> circumstances.

Pilum were always supposed to be thrown. The penalty is possibly the OP's
method of balancing the increased damage.

Personally I'd just do away with the heavy version altogether.
Anonymous
October 25, 2004 8:41:39 PM

Archived from groups: rec.games.frp.dnd,alt.games.adnd (More info?)

In rec.games.frp.dnd Joshua Mayfield <Alexandria.Patrick@go.com> wrote:
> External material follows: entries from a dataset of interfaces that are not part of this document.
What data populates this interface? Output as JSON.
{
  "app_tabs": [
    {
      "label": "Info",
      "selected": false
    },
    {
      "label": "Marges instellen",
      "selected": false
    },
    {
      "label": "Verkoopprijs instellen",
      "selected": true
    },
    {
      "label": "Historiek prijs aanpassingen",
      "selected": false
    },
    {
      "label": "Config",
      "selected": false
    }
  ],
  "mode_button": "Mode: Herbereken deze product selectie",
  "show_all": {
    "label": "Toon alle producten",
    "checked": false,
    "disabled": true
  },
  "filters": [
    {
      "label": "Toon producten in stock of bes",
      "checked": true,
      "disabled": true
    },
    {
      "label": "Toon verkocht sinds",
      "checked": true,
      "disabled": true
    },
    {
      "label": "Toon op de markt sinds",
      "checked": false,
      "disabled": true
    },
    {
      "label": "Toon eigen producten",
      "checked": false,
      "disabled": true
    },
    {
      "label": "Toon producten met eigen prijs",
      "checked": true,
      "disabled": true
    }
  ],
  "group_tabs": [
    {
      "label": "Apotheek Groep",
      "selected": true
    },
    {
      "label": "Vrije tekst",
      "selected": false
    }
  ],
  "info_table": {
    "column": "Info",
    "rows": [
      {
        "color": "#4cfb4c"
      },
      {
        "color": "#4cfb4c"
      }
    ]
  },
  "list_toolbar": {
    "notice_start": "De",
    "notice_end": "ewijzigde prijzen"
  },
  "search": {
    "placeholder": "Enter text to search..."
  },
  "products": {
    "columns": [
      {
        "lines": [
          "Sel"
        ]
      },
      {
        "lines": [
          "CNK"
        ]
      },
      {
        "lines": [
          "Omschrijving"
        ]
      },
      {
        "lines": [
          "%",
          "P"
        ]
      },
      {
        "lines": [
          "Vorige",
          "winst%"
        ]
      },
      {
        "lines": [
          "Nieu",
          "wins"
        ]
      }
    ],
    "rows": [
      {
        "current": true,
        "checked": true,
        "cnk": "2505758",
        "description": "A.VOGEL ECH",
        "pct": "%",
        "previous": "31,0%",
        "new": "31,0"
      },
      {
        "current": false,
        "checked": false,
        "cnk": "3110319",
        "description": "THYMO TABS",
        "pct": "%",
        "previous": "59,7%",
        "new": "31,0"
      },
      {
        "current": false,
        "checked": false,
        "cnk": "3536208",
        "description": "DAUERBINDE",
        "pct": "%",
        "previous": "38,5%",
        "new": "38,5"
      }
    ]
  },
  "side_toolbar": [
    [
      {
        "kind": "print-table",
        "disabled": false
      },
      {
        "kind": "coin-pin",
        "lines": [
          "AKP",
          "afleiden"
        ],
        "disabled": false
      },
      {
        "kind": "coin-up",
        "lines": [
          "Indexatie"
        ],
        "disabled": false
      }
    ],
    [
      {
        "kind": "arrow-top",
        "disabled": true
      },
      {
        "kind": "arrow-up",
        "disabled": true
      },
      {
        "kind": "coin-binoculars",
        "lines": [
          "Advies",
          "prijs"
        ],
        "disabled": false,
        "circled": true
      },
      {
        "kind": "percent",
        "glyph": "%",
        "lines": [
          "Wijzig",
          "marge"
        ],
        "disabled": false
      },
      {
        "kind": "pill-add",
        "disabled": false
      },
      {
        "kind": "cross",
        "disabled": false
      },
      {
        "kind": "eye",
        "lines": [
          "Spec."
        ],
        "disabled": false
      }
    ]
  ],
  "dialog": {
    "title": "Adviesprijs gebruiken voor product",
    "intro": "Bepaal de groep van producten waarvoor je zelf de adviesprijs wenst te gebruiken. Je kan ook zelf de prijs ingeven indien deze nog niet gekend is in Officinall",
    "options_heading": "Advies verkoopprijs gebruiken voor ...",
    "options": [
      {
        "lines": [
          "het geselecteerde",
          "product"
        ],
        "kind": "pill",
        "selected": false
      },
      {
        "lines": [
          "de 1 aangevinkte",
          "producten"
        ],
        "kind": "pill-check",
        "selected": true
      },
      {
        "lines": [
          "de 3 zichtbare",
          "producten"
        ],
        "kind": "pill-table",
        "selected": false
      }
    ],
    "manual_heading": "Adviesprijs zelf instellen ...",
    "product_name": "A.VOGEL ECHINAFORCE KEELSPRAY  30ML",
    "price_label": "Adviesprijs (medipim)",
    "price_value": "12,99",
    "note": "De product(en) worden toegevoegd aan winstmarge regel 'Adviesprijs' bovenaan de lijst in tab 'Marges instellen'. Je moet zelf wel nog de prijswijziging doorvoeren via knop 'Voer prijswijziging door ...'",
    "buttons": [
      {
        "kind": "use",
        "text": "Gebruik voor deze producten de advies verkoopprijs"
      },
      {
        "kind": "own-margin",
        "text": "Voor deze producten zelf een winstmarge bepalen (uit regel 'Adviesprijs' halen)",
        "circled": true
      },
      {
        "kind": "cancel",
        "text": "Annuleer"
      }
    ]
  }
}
: The light pilum is a javelin designed to bend in order to defeat an
: opponent's shield.
:
: A heavy pilum is a polearm with a handguard, and possesses a thicker
: shaft than a light pilum.
:
: A mantlet is a detached fortification, a wooden 7 ft. by 8 ft. wall
: constructed on a wheeled platform that can be rolled forward to protect
: troops from attack by archers on the castle walls. They are often employed
: to protect siege engineers while they work.
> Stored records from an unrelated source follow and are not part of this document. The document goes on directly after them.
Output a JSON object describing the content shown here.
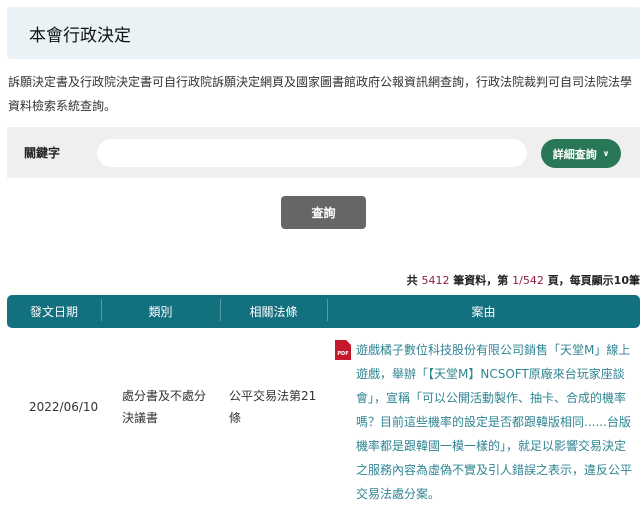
{
  "header": {
    "title": "本會行政決定"
  },
  "notice": "訴願決定書及行政院決定書可自行政院訴願決定網頁及國家圖書館政府公報資訊網查詢，行政法院裁判可自司法院法學資料檢索系統查詢。",
  "search": {
    "label": "關鍵字",
    "placeholder": "",
    "advanced_label": "詳細查詢",
    "submit_label": "查詢"
  },
  "results": {
    "prefix": "共",
    "total": "5412",
    "mid": "筆資料，第",
    "page": "1/542",
    "suffix": "頁，每頁顯示10筆"
  },
  "table": {
    "columns": [
      "發文日期",
      "類別",
      "相關法條",
      "案由"
    ],
    "rows": [
      {
        "date": "2022/06/10",
        "category": "處分書及不處分決議書",
        "law": "公平交易法第21條",
        "reason": "遊戲橘子數位科技股份有限公司銷售「天堂M」線上遊戲，舉辦「【天堂M】NCSOFT原廠來台玩家座談會」，宣稱「可以公開活動製作、抽卡、合成的機率嗎？目前這些機率的設定是否都跟韓版相同......台版機率都是跟韓國一模一樣的」，就足以影響交易決定之服務內容為虛偽不實及引人錯誤之表示，違反公平交易法處分案。",
        "icon": "pdf-icon",
        "icon_label": "PDF"
      }
    ]
  },
  "colors": {
    "header_bg": "#13707f",
    "advanced_bg": "#2a7757",
    "number": "#8a1d4a",
    "link": "#2f8593"
  }
}
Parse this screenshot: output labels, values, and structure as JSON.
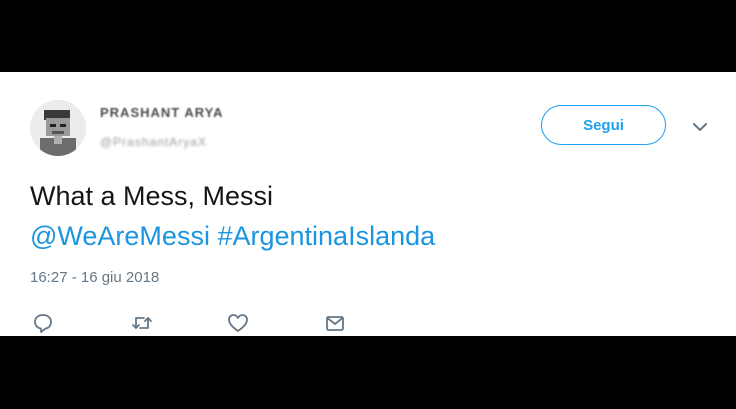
{
  "author": {
    "name": "PRASHANT ARYA",
    "handle": "@PrashantAryaX"
  },
  "follow_button": {
    "label": "Segui"
  },
  "tweet": {
    "text": "What a Mess, Messi",
    "mention": "@WeAreMessi",
    "hashtag": "#ArgentinaIslanda",
    "timestamp": "16:27 - 16 giu 2018"
  },
  "actions": {
    "icons": [
      "reply-icon",
      "retweet-icon",
      "like-icon",
      "direct-message-icon"
    ]
  },
  "colors": {
    "accent": "#1da1f2",
    "link": "#1b95e0",
    "text": "#14171a",
    "muted": "#657786",
    "letterbox": "#000000"
  }
}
Are these real? I never heard of them before? What is their historical context?

--
ISLAM: Winning the hearts and minds of the world, one bomb at a time.
Anonymous
October 26, 2004 3:41:41 AM
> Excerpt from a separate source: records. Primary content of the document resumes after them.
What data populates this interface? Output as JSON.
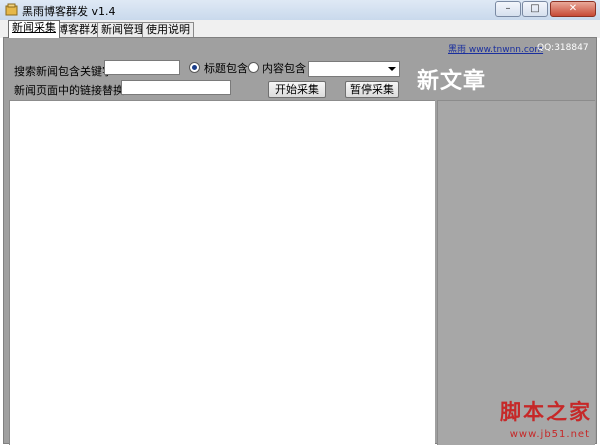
{
  "window": {
    "title": "黑雨博客群发 v1.4",
    "icon": "app-icon",
    "minimize_glyph": "–",
    "maximize_glyph": "□",
    "close_glyph": "✕"
  },
  "tabs": [
    {
      "label": "新闻采集",
      "active": true
    },
    {
      "label": "博客群发",
      "active": false
    },
    {
      "label": "新闻管理",
      "active": false
    },
    {
      "label": "使用说明",
      "active": false
    }
  ],
  "header": {
    "link_label": "黑雨",
    "link_url_text": "www.tnwnn.com",
    "qq_text": "QQ:318847",
    "big_title": "新文章"
  },
  "form": {
    "keyword_label": "搜索新闻包含关键字",
    "keyword_value": "",
    "radio_title_label": "标题包含",
    "radio_title_checked": true,
    "radio_content_label": "内容包含",
    "radio_content_checked": false,
    "dropdown_value": "",
    "replace_label": "新闻页面中的链接替换为",
    "replace_value": "",
    "start_button": "开始采集",
    "pause_button": "暂停采集"
  },
  "watermark": {
    "text": "脚本之家",
    "url": "www.jb51.net"
  }
}
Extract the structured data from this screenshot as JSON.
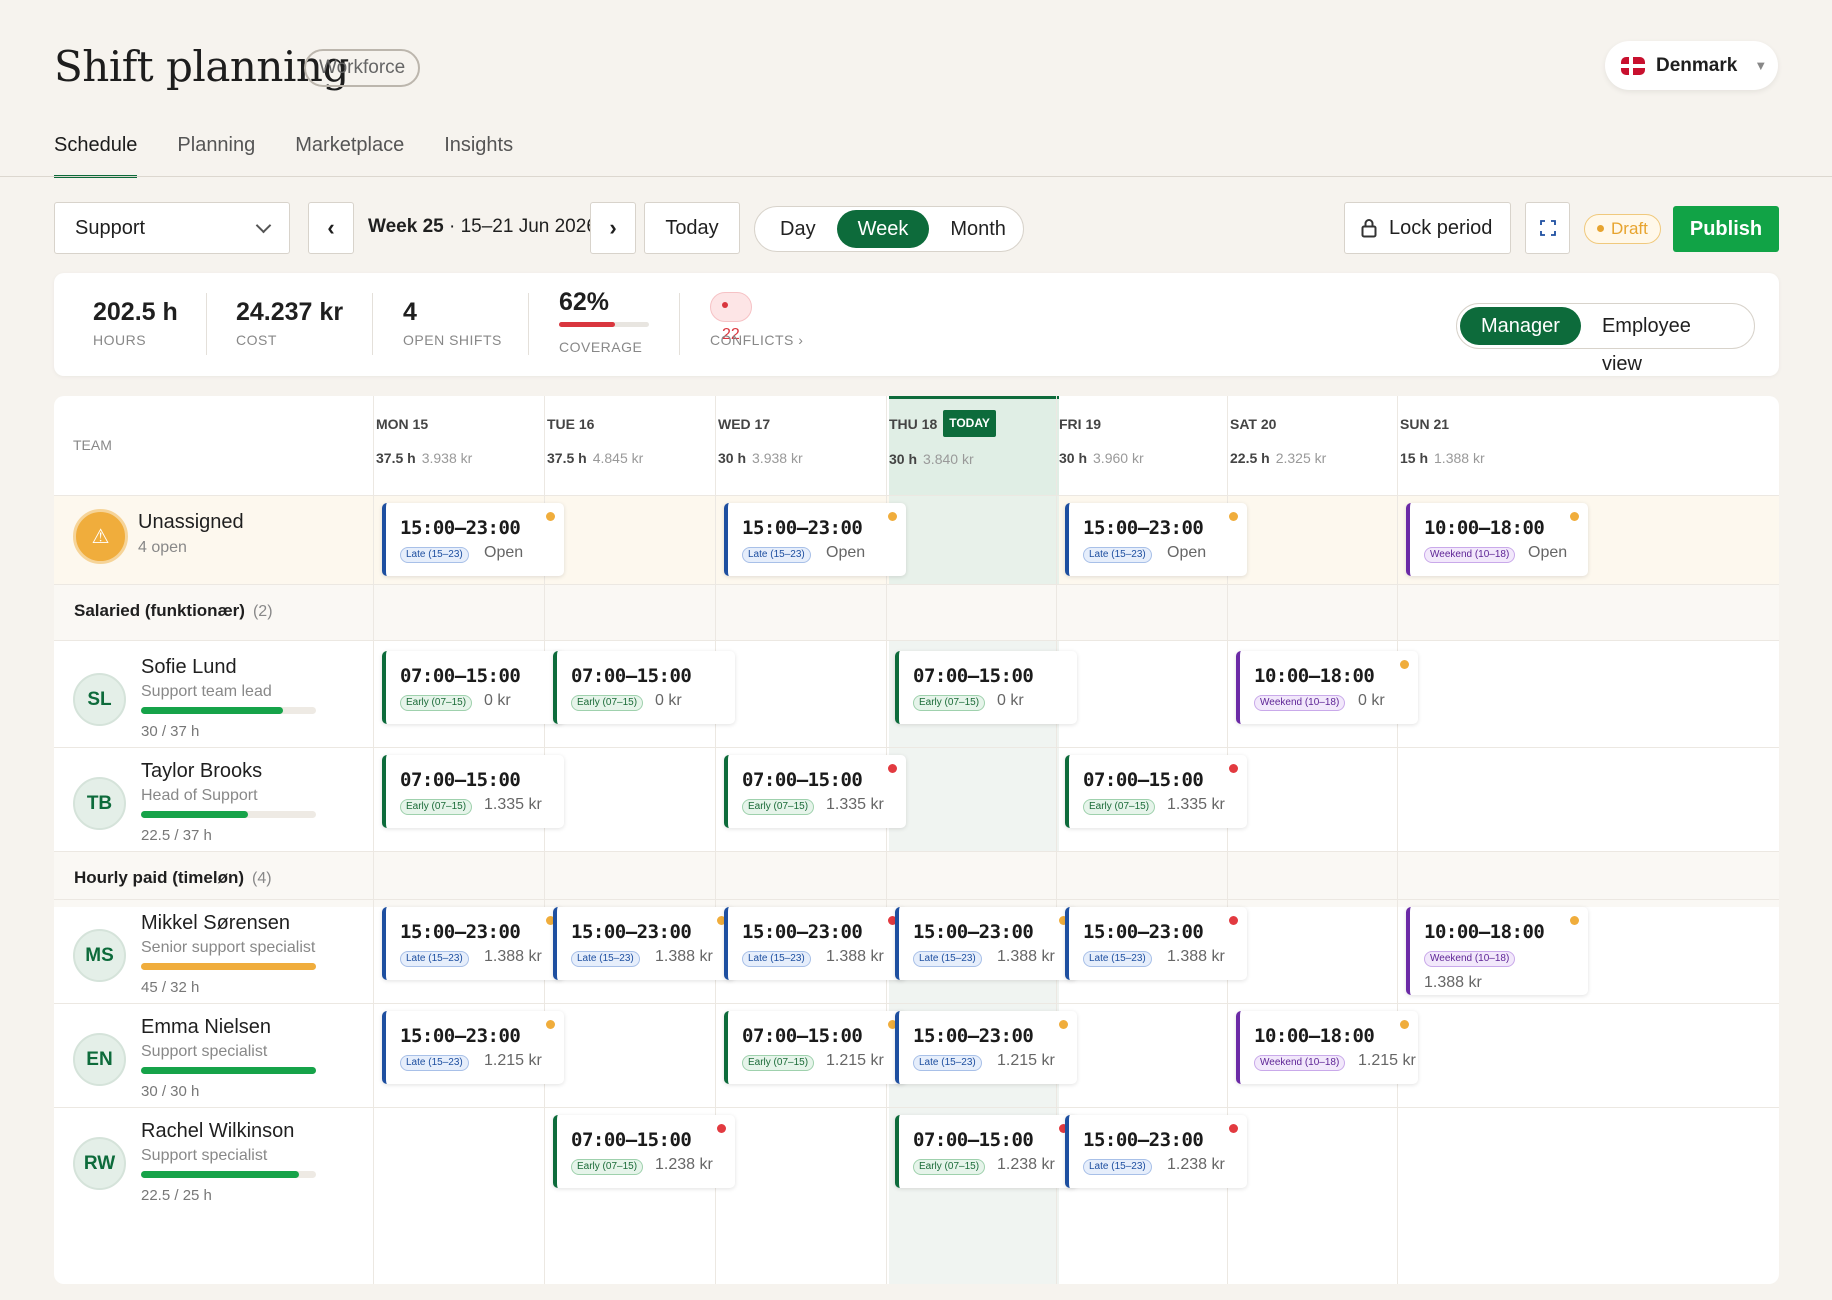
{
  "header": {
    "title": "Shift planning",
    "badge": "Workforce",
    "country": "Denmark"
  },
  "tabs": [
    "Schedule",
    "Planning",
    "Marketplace",
    "Insights"
  ],
  "toolbar": {
    "team": "Support",
    "prev": "‹",
    "next": "›",
    "week_bold": "Week 25",
    "week_range": " · 15–21 Jun 2026",
    "today": "Today",
    "views": [
      "Day",
      "Week",
      "Month"
    ],
    "active_view": "Week",
    "lock": "Lock period",
    "draft": "Draft",
    "publish": "Publish"
  },
  "stats": {
    "hours": {
      "value": "202.5 h",
      "label": "HOURS"
    },
    "cost": {
      "value": "24.237 kr",
      "label": "COST"
    },
    "open": {
      "value": "4",
      "label": "OPEN SHIFTS"
    },
    "coverage": {
      "value": "62%",
      "label": "COVERAGE",
      "percent": 62
    },
    "conflicts": {
      "value": "22",
      "label": "CONFLICTS ›"
    },
    "roles": [
      "Manager",
      "Employee view"
    ]
  },
  "grid": {
    "team_header": "TEAM",
    "today_badge": "TODAY",
    "days": [
      {
        "name": "MON 15",
        "hours": "37.5 h",
        "cost": "3.938 kr"
      },
      {
        "name": "TUE 16",
        "hours": "37.5 h",
        "cost": "4.845 kr"
      },
      {
        "name": "WED 17",
        "hours": "30 h",
        "cost": "3.938 kr"
      },
      {
        "name": "THU 18",
        "hours": "30 h",
        "cost": "3.840 kr"
      },
      {
        "name": "FRI 19",
        "hours": "30 h",
        "cost": "3.960 kr"
      },
      {
        "name": "SAT 20",
        "hours": "22.5 h",
        "cost": "2.325 kr"
      },
      {
        "name": "SUN 21",
        "hours": "15 h",
        "cost": "1.388 kr"
      }
    ],
    "unassigned": {
      "name": "Unassigned",
      "sub": "4 open"
    },
    "sections": [
      {
        "title": "Salaried (funktionær)",
        "count": "(2)"
      },
      {
        "title": "Hourly paid (timeløn)",
        "count": "(4)"
      }
    ],
    "people": [
      {
        "initials": "SL",
        "name": "Sofie Lund",
        "role": "Support team lead",
        "hours": "30 / 37 h",
        "utilization": 0.81
      },
      {
        "initials": "TB",
        "name": "Taylor Brooks",
        "role": "Head of Support",
        "hours": "22.5 / 37 h",
        "utilization": 0.61
      },
      {
        "initials": "MS",
        "name": "Mikkel Sørensen",
        "role": "Senior support specialist",
        "hours": "45 / 32 h",
        "utilization": 1.0,
        "over": true
      },
      {
        "initials": "EN",
        "name": "Emma Nielsen",
        "role": "Support specialist",
        "hours": "30 / 30 h",
        "utilization": 1.0
      },
      {
        "initials": "RW",
        "name": "Rachel Wilkinson",
        "role": "Support specialist",
        "hours": "22.5 / 25 h",
        "utilization": 0.9
      }
    ],
    "shifts": [
      {
        "row": 0,
        "day": 0,
        "time": "15:00–23:00",
        "tag": "Late (15–23)",
        "kind": "late",
        "info": "Open",
        "dot": "warn"
      },
      {
        "row": 0,
        "day": 2,
        "time": "15:00–23:00",
        "tag": "Late (15–23)",
        "kind": "late",
        "info": "Open",
        "dot": "warn"
      },
      {
        "row": 0,
        "day": 4,
        "time": "15:00–23:00",
        "tag": "Late (15–23)",
        "kind": "late",
        "info": "Open",
        "dot": "warn"
      },
      {
        "row": 0,
        "day": 6,
        "time": "10:00–18:00",
        "tag": "Weekend (10–18)",
        "kind": "weekend",
        "info": "Open",
        "dot": "warn"
      },
      {
        "row": 1,
        "day": 0,
        "time": "07:00–15:00",
        "tag": "Early (07–15)",
        "kind": "early",
        "info": "0 kr",
        "dot": ""
      },
      {
        "row": 1,
        "day": 1,
        "time": "07:00–15:00",
        "tag": "Early (07–15)",
        "kind": "early",
        "info": "0 kr",
        "dot": ""
      },
      {
        "row": 1,
        "day": 3,
        "time": "07:00–15:00",
        "tag": "Early (07–15)",
        "kind": "early",
        "info": "0 kr",
        "dot": ""
      },
      {
        "row": 1,
        "day": 5,
        "time": "10:00–18:00",
        "tag": "Weekend (10–18)",
        "kind": "weekend",
        "info": "0 kr",
        "dot": "warn"
      },
      {
        "row": 2,
        "day": 0,
        "time": "07:00–15:00",
        "tag": "Early (07–15)",
        "kind": "early",
        "info": "1.335 kr",
        "dot": ""
      },
      {
        "row": 2,
        "day": 2,
        "time": "07:00–15:00",
        "tag": "Early (07–15)",
        "kind": "early",
        "info": "1.335 kr",
        "dot": "err"
      },
      {
        "row": 2,
        "day": 4,
        "time": "07:00–15:00",
        "tag": "Early (07–15)",
        "kind": "early",
        "info": "1.335 kr",
        "dot": "err"
      },
      {
        "row": 3,
        "day": 0,
        "time": "15:00–23:00",
        "tag": "Late (15–23)",
        "kind": "late",
        "info": "1.388 kr",
        "dot": "warn"
      },
      {
        "row": 3,
        "day": 1,
        "time": "15:00–23:00",
        "tag": "Late (15–23)",
        "kind": "late",
        "info": "1.388 kr",
        "dot": "warn"
      },
      {
        "row": 3,
        "day": 2,
        "time": "15:00–23:00",
        "tag": "Late (15–23)",
        "kind": "late",
        "info": "1.388 kr",
        "dot": "err"
      },
      {
        "row": 3,
        "day": 3,
        "time": "15:00–23:00",
        "tag": "Late (15–23)",
        "kind": "late",
        "info": "1.388 kr",
        "dot": "warn"
      },
      {
        "row": 3,
        "day": 4,
        "time": "15:00–23:00",
        "tag": "Late (15–23)",
        "kind": "late",
        "info": "1.388 kr",
        "dot": "err"
      },
      {
        "row": 3,
        "day": 6,
        "time": "10:00–18:00",
        "tag": "Weekend (10–18)",
        "kind": "weekend",
        "info": "1.388 kr",
        "dot": "warn",
        "stack": true
      },
      {
        "row": 4,
        "day": 0,
        "time": "15:00–23:00",
        "tag": "Late (15–23)",
        "kind": "late",
        "info": "1.215 kr",
        "dot": "warn"
      },
      {
        "row": 4,
        "day": 2,
        "time": "07:00–15:00",
        "tag": "Early (07–15)",
        "kind": "early",
        "info": "1.215 kr",
        "dot": "warn"
      },
      {
        "row": 4,
        "day": 3,
        "time": "15:00–23:00",
        "tag": "Late (15–23)",
        "kind": "late",
        "info": "1.215 kr",
        "dot": "warn"
      },
      {
        "row": 4,
        "day": 5,
        "time": "10:00–18:00",
        "tag": "Weekend (10–18)",
        "kind": "weekend",
        "info": "1.215 kr",
        "dot": "warn"
      },
      {
        "row": 5,
        "day": 1,
        "time": "07:00–15:00",
        "tag": "Early (07–15)",
        "kind": "early",
        "info": "1.238 kr",
        "dot": "err"
      },
      {
        "row": 5,
        "day": 3,
        "time": "07:00–15:00",
        "tag": "Early (07–15)",
        "kind": "early",
        "info": "1.238 kr",
        "dot": "err"
      },
      {
        "row": 5,
        "day": 4,
        "time": "15:00–23:00",
        "tag": "Late (15–23)",
        "kind": "late",
        "info": "1.238 kr",
        "dot": "err"
      }
    ]
  },
  "colors": {
    "accent": "#0d6b3b",
    "publish": "#11a346",
    "warning": "#f0ad3c",
    "error": "#e23a40",
    "late": "#1e4fa0",
    "weekend": "#6b2aa6"
  }
}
Archived from groups: rec.games.frp.dnd,alt.games.adnd (More info?)

Ubiquitous wrote:

>In rec.games.frp.dnd Joshua Mayfield <Alexandria.Patrick@go.com> wrote:
>
>: The light pilum is a javelin designed to bend in order to defeat an
>: opponent's shield.
>:
>: A heavy pilum is a polearm with a handguard, and possesses a thicker
>: shaft than a light pilum.
>:
>: A mantlet is a detached fortification, a wooden 7 ft. by 8 ft. wall
>: constructed on a wheeled platform that can be rolled forward to protect
>: troops from attack by archers on the castle walls. They are often employed
>: to protect siege engineers while they work.
>
>Are these real? I never heard of them before? What is their historical context?
>
>
>
I know that I've read of the two different pilum versions. Though I
don't remeber the reference. The mantlet makes perfect sense as well. I
know I'd use one if it were around. Or invent one if it weren't.
Anything to keep those missile weapons from landing on my head...

--
Tetsubo
My page: http://home.comcast.net/~tetsubo/
--------------------------------------
If fifty million people say a foolish thing, it is still a foolish thing.
-- Anatole France
Anonymous
October 26, 2004 3:22:42 PM

Archived from groups: rec.games.frp.dnd,alt.games.adnd (More info?)

In rec.games.frp.dnd Tetsubo <tetsubo@comcast.net> wrote:
: Ubiquitous wrote:

:>Are these real? I never heard of them before? What is their historical
:>context?
:>
: I know that I've read of the two different pilum versions. Though I
: don't remeber the reference. The mantlet makes perfect sense as well. I
: know I'd use one if it were around. Or invent one if it weren't.
: Anything to keep those missile weapons from landing on my head...

Apparently they were listed in Dragon magazine once, if my sources are
correct; I don't care enough to check.
October 26, 2004 6:17:48 PM

Archived from groups: rec.games.frp.dnd,alt.games.adnd (More info?)

"Tetsubo" <tetsubo@comcast.net> wrote in message
news:BsudnVHFfqcXWuDcRVn-hQ@comcast.com...
> Ubiquitous wrote:
>
> >In rec.games.frp.dnd Joshua Mayfield <Alexandria.Patrick@go.com> wrote:
> >
> >: The light pilum is a javelin designed to bend in order to defeat
an
> >: opponent's shield.
> >:
> >: A heavy pilum is a polearm with a handguard, and possesses a
thicker
> >: shaft than a light pilum.
> >:
> >: A mantlet is a detached fortification, a wooden 7 ft. by 8 ft.
wall
> >: constructed on a wheeled platform that can be rolled forward to
protect
> >: troops from attack by archers on the castle walls. They are often
employed
> >: to protect siege engineers while they work.
> >
> >Are these real? I never heard of them before? What is their historical
context?
> >
> >
> >
> I know that I've read of the two different pilum versions.

Polybius is the only contemporary or near contemporary source who
describes two weights of Pilum. Most scholars agree that by the time the
"snap" was added to the "bend" feature they had been standardized to one
size. Around about the time of Gaius Marius.

> Though I
> don't remeber the reference. The mantlet makes perfect sense as well. I
> know I'd use one if it were around.

Yes. Described by many authors across a wide time scale.

> Or invent one if it weren't.
> Anything to keep those missile weapons from landing on my head...
>
> --
> Tetsubo

You could always perform the Testudo, Tetsubo.
!